BCI also hosted a meeting in September with executives from the U.S. Bureau of Mines. The meeting resulted in a commitment to pursue several cooperative projects, including the development of training workshops designed for Bureau of Mines employees. Another exciting possibility discussed was to develop techniques for the mining industry to create bat roost habitat as part of active none reclamation plans.
The closure of abandoned mines in the United States is continuing at a crisis rate for bats. The work of assessing mines and protecting those used by bats has only just begun. But with the help of dedicated individuals and collaboration with both the government and the mining industry, the North American Bats and Mines Project is laying a strong foundation for success. The outcome of these efforts will have significant implications for the welfare of bat populations and ecosystems both nationally and internationally.
Daniel A.R. Taylor, a wildlife biologist, is director of BCI's North American Bats and Mines Project.
* Formerly Soil Conservation Service.
In the Great Lakes Region, little brown bats rely heavily on abandoned mines for hibernation. Some sites draw millions of bats from surrounding states, as well as Canada.
Above:In response to an urgent need for action to protect bat populations in mines, BCI developed and hosted a workshop addressing bat-mine issues in the Great Lakes Region. The well-attended event was co-hosted by the Michigan Department of Natural Resources and by Cleveland-Cliffs, a mining company. John Meier of Cleveland-Cliffs was one of a number of experts addressing specific issues.

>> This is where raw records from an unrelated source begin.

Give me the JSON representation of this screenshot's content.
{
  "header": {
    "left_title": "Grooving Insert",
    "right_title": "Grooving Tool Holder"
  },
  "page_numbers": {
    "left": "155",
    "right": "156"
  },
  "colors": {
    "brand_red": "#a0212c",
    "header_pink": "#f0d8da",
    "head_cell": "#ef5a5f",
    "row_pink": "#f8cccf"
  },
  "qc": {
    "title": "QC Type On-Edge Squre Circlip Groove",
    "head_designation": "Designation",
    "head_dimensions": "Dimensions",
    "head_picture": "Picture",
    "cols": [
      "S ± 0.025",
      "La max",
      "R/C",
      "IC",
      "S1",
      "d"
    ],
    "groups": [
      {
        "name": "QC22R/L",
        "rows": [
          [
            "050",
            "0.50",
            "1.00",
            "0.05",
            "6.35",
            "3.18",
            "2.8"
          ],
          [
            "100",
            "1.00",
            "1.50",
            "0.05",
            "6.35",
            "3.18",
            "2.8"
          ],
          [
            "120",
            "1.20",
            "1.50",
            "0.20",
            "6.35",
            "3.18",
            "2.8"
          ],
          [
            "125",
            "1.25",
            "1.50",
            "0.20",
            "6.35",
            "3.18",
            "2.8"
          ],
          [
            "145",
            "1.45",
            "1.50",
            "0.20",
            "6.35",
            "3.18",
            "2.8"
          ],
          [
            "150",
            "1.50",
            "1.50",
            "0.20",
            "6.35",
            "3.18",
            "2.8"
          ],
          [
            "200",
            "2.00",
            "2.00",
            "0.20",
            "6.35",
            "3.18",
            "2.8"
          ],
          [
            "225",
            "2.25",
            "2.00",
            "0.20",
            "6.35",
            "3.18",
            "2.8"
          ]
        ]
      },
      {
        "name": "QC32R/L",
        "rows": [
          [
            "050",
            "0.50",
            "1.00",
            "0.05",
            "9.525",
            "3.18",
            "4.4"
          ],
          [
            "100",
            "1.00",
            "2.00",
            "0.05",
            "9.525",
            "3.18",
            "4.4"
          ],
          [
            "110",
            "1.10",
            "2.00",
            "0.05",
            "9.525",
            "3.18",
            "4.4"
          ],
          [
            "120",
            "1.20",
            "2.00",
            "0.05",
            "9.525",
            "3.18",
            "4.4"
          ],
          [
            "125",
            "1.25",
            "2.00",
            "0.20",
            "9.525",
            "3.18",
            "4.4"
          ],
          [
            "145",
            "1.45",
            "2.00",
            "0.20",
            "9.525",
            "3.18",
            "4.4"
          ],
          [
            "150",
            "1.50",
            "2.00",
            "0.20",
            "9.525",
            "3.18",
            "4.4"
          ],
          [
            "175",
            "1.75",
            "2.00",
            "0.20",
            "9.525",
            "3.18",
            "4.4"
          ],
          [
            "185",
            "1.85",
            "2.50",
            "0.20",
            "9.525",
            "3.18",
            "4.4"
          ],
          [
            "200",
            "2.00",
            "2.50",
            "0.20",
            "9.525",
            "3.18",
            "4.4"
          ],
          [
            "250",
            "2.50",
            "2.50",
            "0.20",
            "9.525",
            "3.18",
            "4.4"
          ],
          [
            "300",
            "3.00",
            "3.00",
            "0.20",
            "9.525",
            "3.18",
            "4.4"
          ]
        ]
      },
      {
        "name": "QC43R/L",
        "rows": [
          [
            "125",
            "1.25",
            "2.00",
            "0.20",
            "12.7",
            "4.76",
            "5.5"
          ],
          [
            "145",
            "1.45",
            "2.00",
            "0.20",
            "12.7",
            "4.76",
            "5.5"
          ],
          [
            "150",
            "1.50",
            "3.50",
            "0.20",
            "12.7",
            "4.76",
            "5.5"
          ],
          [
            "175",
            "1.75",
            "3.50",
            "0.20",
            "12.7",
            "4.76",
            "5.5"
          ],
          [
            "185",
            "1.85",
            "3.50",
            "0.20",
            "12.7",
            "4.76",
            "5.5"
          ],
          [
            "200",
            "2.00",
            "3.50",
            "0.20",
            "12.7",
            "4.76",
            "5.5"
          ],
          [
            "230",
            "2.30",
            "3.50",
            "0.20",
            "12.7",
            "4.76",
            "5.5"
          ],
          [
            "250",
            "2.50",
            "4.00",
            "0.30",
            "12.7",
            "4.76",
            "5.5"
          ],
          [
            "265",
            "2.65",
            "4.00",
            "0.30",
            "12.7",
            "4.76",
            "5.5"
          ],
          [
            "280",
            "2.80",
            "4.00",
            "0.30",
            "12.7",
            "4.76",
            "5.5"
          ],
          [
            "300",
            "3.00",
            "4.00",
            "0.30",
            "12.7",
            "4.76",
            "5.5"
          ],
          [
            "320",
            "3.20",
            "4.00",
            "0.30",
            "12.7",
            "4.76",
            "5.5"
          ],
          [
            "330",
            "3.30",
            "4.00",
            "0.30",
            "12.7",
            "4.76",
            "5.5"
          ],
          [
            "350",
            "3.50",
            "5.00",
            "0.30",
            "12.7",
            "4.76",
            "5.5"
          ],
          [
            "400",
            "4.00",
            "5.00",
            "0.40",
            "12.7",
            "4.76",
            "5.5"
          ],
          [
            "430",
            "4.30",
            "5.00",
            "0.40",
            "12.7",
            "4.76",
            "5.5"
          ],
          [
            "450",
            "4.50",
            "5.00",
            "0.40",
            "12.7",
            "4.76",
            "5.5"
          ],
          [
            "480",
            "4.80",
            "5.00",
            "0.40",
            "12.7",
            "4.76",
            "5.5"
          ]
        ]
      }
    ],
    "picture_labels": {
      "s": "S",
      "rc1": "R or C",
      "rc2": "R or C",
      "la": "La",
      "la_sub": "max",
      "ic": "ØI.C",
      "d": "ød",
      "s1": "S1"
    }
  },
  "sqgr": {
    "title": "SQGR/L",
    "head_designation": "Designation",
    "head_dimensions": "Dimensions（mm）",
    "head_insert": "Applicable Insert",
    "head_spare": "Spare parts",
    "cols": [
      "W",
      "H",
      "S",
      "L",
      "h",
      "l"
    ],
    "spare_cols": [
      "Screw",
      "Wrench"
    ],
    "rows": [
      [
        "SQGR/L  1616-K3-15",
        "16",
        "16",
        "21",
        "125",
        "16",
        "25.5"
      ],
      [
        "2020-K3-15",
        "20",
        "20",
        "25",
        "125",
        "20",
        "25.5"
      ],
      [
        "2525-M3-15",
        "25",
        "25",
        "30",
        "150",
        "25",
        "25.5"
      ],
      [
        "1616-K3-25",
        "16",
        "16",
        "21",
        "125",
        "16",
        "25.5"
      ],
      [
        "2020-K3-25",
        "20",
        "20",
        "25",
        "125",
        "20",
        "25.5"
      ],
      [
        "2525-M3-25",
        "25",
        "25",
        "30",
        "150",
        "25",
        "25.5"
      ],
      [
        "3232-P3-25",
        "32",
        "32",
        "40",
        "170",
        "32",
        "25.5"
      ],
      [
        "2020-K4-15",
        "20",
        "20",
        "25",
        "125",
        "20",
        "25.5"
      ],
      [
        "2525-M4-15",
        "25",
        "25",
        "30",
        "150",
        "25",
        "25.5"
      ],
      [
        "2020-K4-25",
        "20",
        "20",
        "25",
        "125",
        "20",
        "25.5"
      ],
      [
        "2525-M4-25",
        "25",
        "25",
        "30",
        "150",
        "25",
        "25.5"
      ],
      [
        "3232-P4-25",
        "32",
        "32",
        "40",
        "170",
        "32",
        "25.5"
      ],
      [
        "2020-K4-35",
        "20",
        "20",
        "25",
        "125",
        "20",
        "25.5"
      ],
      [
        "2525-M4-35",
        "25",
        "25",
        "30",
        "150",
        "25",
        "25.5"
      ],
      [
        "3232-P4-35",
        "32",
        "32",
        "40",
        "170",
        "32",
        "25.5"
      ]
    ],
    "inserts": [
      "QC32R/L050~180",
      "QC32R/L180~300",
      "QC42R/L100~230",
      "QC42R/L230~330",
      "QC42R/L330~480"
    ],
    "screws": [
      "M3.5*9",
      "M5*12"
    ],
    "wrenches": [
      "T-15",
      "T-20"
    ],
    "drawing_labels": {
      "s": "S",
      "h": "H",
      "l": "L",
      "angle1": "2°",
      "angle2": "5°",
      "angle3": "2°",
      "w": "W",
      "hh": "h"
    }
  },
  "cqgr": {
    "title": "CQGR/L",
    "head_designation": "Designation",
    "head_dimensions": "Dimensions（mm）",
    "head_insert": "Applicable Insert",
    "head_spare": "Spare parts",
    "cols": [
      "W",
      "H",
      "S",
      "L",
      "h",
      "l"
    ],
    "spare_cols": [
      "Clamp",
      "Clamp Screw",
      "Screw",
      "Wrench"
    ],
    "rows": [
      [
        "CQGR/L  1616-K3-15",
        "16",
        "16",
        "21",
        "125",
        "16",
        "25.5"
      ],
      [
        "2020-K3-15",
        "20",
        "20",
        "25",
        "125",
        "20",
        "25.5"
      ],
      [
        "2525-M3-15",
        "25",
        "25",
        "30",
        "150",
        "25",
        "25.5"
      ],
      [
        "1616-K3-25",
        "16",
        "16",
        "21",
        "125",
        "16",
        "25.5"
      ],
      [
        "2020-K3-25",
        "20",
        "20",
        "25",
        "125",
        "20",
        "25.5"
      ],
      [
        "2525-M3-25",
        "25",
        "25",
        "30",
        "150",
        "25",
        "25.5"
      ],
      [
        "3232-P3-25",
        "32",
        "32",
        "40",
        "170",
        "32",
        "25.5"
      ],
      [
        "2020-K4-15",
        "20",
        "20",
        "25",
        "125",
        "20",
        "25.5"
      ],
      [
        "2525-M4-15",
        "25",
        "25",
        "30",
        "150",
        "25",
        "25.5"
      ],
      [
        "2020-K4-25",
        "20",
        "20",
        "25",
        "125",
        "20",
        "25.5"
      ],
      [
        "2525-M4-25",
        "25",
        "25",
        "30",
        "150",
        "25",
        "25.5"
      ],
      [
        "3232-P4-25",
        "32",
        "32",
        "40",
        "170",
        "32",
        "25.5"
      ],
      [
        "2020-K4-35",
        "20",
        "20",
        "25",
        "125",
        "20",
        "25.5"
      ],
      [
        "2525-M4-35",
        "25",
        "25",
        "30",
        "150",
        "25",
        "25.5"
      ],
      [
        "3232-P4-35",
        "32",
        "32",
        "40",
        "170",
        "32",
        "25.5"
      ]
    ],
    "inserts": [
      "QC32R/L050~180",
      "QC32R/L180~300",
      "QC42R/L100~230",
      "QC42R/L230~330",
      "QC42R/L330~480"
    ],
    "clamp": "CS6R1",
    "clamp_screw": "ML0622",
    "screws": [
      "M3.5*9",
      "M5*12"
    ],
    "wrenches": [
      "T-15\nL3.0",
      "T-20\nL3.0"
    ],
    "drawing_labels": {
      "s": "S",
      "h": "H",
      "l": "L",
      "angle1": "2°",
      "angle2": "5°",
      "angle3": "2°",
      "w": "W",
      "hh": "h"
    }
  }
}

Below:Each winter, the abandoned Cyclops Mine shelters some 70,000 hibernating bats. The Michigan Department Of Natural Resources plans to protect this site with a bat gate to prevent further disturbance to the bats.